Sometimes even great writers can be wrong. Jorge Luis Borges, one of the greatest writers of the twentieth century, argued that “The fight between Argentina and Great Britain for the Malvinas is like two bald men fighting for a comb.” Borges probably ignored the existence of substantial oil and gas deposits located close to the islands which largely account —Argentine sovereignty claims aside— for the current hostilities between both countries.

The recent referendum in the islands (March 10th and 11th) whereby 99.8% of those who voted chose to remain as an Overseas Territory of the United Kingdom goes against ten resolutions of the United Nations General Assembly and more than thirty resolutions of the UN Special Committee on Decolonization. The resolutions emphasize that only through negotiations between the conflicting parties can an appropriate settlement be reached.

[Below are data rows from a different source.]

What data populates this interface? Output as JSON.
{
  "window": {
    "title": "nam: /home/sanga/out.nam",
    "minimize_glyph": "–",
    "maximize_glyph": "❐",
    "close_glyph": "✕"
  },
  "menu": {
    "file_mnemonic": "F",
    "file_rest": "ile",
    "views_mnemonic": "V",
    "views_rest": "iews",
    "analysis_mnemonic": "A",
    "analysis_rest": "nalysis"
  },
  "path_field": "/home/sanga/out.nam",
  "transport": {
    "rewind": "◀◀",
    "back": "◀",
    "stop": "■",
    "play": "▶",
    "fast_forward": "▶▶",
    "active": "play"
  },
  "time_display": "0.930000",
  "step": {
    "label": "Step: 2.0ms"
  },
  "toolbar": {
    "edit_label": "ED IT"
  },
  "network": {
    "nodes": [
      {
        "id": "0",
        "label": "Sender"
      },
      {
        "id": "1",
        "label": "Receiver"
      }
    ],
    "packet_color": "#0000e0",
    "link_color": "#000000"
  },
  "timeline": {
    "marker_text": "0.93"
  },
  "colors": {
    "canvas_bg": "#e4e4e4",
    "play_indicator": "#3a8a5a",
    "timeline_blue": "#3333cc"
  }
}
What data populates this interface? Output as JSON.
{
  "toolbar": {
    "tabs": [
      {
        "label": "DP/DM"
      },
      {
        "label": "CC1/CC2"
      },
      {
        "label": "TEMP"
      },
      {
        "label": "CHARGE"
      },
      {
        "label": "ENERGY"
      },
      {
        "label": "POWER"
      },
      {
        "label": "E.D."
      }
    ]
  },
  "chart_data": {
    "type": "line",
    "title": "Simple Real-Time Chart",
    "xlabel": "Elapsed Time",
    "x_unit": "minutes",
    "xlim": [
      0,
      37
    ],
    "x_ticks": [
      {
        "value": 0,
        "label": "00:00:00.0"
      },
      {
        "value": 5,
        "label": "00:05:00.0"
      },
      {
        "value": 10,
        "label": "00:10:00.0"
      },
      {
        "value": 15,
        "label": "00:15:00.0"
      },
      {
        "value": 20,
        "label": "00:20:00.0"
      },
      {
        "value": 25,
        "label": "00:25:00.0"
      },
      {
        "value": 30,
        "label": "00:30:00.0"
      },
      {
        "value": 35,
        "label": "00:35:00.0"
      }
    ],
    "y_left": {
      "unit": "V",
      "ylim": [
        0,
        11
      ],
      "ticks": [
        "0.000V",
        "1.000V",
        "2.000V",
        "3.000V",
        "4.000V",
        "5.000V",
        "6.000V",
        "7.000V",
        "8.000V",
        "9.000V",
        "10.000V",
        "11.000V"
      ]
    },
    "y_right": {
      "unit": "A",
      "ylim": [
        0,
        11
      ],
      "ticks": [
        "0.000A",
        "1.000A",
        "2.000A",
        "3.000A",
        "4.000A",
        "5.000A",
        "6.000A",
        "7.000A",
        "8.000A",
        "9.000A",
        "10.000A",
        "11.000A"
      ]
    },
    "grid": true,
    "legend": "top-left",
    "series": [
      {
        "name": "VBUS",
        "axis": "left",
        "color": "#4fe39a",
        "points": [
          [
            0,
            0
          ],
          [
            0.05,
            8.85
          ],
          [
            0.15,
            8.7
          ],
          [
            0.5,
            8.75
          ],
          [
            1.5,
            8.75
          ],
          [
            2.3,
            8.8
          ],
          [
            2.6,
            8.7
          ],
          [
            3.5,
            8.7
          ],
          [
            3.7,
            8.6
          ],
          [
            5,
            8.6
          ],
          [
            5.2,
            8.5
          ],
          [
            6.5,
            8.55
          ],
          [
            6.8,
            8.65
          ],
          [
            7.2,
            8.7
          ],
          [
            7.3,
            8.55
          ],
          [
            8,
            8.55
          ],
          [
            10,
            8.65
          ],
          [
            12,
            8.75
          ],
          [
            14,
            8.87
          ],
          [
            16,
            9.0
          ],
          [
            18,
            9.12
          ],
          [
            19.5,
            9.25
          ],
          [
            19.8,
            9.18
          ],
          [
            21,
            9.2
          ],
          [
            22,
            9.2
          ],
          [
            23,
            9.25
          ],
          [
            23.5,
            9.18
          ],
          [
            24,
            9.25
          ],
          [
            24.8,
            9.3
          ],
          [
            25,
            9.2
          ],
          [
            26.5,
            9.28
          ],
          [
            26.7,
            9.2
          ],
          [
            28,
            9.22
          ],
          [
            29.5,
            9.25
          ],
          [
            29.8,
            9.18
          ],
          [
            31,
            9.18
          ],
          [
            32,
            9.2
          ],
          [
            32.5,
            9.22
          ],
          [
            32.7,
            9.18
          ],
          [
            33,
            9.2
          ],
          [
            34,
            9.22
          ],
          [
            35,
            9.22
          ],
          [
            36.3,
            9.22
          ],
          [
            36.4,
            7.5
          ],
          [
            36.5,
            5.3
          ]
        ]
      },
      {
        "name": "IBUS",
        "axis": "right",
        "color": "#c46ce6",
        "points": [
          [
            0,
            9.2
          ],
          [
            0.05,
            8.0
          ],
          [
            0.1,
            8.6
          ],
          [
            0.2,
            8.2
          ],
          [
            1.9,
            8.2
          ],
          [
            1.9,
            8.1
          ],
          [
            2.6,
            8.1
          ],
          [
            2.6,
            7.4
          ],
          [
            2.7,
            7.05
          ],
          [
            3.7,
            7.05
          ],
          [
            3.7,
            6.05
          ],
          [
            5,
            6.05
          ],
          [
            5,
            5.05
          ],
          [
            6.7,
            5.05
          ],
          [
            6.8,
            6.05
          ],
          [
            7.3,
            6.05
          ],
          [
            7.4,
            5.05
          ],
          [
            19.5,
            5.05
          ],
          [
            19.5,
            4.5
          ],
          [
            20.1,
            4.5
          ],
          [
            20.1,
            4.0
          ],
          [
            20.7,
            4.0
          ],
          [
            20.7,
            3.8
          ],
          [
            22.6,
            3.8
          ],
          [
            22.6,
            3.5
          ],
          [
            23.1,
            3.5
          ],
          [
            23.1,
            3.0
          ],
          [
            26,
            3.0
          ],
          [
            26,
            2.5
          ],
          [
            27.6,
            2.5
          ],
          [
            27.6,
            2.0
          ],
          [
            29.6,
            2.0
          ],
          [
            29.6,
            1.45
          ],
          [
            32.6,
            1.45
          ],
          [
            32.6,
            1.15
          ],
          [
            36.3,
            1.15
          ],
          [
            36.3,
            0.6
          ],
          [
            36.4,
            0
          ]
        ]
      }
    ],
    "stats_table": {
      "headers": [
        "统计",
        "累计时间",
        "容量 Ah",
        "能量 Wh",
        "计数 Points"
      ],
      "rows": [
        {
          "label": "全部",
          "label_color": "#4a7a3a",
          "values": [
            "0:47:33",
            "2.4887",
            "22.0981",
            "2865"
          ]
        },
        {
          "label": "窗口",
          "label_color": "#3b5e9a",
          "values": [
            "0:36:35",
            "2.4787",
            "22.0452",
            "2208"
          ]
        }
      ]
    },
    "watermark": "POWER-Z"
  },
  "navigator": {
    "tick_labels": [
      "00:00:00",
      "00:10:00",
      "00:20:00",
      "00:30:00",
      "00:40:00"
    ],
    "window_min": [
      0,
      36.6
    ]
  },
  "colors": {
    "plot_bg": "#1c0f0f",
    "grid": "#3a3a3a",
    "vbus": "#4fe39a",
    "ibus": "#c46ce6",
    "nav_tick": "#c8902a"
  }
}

Similar resolutions were put forth by the Organization of American States (OAS,) as well as by the Southern Common Market (MERCOSUR,) which includes Argentina, Brazil, Paraguay, Uruguay and Venezuela. These countries have banned Falklands-flagged ships from docking at their ports. In addition, member countries of the Union of South American Nations (UNASUR) and MERCOSUR have signed a Special Declaration where they maintain that the referendum neither changes the essence of the Question of the Malvinas Islands nor does it put an end to the sovereignty dispute.

The issue can be traced to January 2, 1833, when Captain James Onslow of the brig-sloop HMS Clio reached the Spanish settlement at Port Louis. Onslow requested that the Argentine flag be replaced with the British one, and the Argentine administration was deported to Montevideo. Because he was under numerical disadvantage, Argentine Lt. Col. José María Pinedo chose to depart without fighting. Despite Argentina’s protests, the colony was established with nationals of the occupying power, and the islands continue under British administration.

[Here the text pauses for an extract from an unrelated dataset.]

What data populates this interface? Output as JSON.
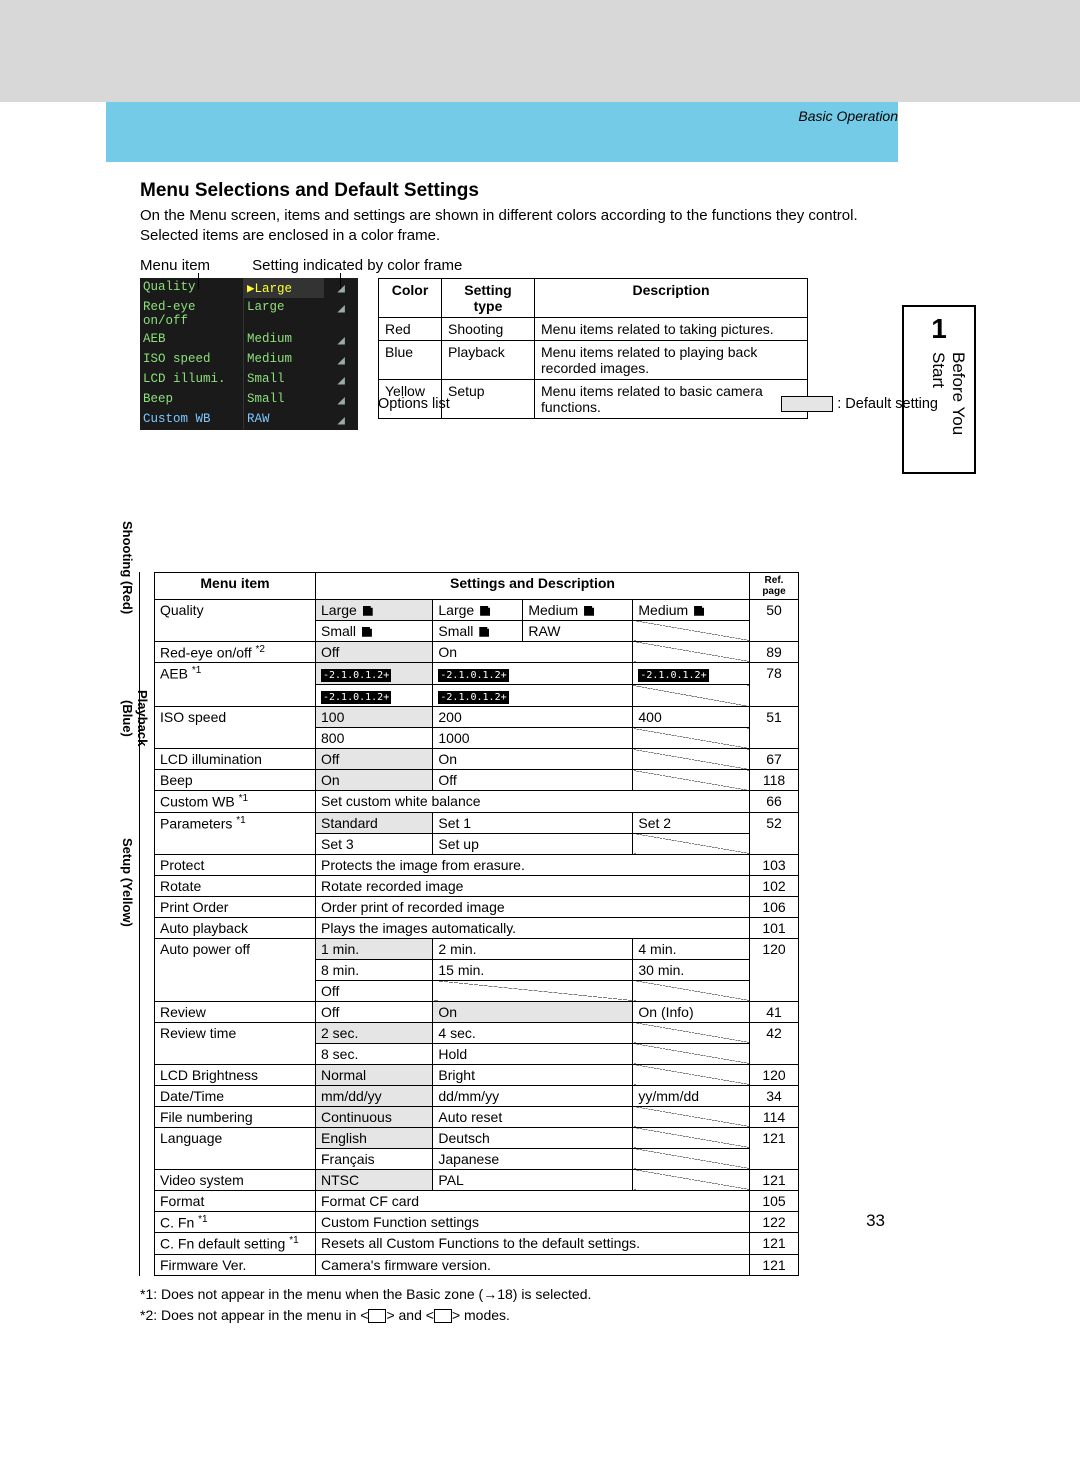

The illegality of the seizure of islands was recognized even by British officials. In October of 1936, John Troutbeck, head of the American department at the British Foreign Office stated, “The difficulty of the position is that our seizure of the Falkland Islands in 1833 was so arbitrary a procedure as judged by the ideology of the present day. It is therefore not easy to explain our possession without showing ourselves up as international bandits.”

The United Kingdom thus shaped a made-to-measure community in the islands in a process that Argentina firmly and repeatedly rejected while at the same time stating its willingness to resume bilateral negotiations to resolve the dispute in accordance with the United Nations mandate.

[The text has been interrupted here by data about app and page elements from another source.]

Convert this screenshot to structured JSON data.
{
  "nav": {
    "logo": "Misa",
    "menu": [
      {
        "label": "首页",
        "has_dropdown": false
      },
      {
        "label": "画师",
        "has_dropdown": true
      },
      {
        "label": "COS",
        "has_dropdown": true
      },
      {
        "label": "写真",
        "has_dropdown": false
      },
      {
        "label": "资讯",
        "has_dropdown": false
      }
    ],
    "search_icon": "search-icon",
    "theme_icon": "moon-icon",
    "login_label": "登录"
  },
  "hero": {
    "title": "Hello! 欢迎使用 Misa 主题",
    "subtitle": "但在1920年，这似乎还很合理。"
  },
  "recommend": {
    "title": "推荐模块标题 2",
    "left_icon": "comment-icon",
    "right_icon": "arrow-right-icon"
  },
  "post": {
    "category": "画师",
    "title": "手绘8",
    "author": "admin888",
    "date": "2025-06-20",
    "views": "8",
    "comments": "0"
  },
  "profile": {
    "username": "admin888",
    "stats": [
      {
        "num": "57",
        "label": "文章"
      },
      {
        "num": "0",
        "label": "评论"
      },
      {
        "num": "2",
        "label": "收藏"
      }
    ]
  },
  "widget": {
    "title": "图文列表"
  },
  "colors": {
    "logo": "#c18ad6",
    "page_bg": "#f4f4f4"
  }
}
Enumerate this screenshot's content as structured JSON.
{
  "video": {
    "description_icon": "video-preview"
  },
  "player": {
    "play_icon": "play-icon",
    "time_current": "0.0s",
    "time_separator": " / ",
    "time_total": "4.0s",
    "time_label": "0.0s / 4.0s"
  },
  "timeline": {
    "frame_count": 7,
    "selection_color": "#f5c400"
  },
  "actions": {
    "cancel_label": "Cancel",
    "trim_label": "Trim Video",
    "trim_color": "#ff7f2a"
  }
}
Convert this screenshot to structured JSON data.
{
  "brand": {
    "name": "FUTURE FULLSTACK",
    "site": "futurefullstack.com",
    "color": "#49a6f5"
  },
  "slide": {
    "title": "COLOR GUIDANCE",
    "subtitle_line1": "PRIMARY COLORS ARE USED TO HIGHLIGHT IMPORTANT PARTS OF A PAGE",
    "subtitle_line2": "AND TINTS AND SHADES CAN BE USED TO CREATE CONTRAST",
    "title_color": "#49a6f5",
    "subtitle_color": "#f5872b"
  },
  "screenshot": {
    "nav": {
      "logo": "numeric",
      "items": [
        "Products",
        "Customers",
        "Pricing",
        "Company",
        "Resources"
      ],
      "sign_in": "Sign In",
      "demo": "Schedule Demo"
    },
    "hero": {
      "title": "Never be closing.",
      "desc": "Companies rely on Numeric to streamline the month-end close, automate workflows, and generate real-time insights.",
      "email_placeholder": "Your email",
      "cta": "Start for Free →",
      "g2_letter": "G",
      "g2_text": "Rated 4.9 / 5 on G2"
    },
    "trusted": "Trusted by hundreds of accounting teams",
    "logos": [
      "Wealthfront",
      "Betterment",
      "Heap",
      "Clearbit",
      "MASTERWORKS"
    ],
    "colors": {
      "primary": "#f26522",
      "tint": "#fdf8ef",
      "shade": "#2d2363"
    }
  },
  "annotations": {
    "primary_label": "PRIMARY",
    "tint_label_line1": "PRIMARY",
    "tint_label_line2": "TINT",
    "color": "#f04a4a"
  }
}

The international community shares the Argentine position, declaring itself in favor of resuming negotiations through several regional and bi-regional forums such as the Ibero-American Summit, the Community of Latin American and Caribbean States (CELAC,) the Arab and South American Countries Summit (ASPA,) the Bolivarian Alliance for the Peoples of Our America (ALBA,) the Rio Group (an international organization of Latin American and some Caribbean States,) the Group of 77, and the African and South American Countries Summit (ASA.)

The unilateral activities the United Kingdom conducts in violation of a UN resolution in the area under dispute exacerbate an already delicate state of affairs since they involve exploitation of renewable and non-renewable resources. These activities are contrary to the letter and spirit of the United Nations' relevant resolutions on the Question of the Malvinas Islands, in particular resolution 31/49. This UN General Assembly resolution calls upon both parties to refrain from taking decisions that would imply introducing unilateral modifications to the status quo while the islands are going through the negotiating process recommended by the General Assembly.

The segment of the population born in the islands is a minority, and the electoral body consists essentially of British citizens. Paradoxically, while Great Britain insists on the right to self-determination of the inhabitants of the Falklands, there was no claim of self-determination when Great Britain returned Hong-Kong to China.

Asking British citizens if they want to remain British is a futile exercise that undermines the essence of the dispute about which the United Nations has issued resolutions time and again that have been systematically ignored by Great Britain. The referendum does not put an end to the sovereignty dispute of the islands. It merely assures the perpetuation of the conflict between Great Britain and Argentina.

Dr. Cesar Chelala is the foreign correspondent for The Middle East Times International (Australia).


Copyright 2007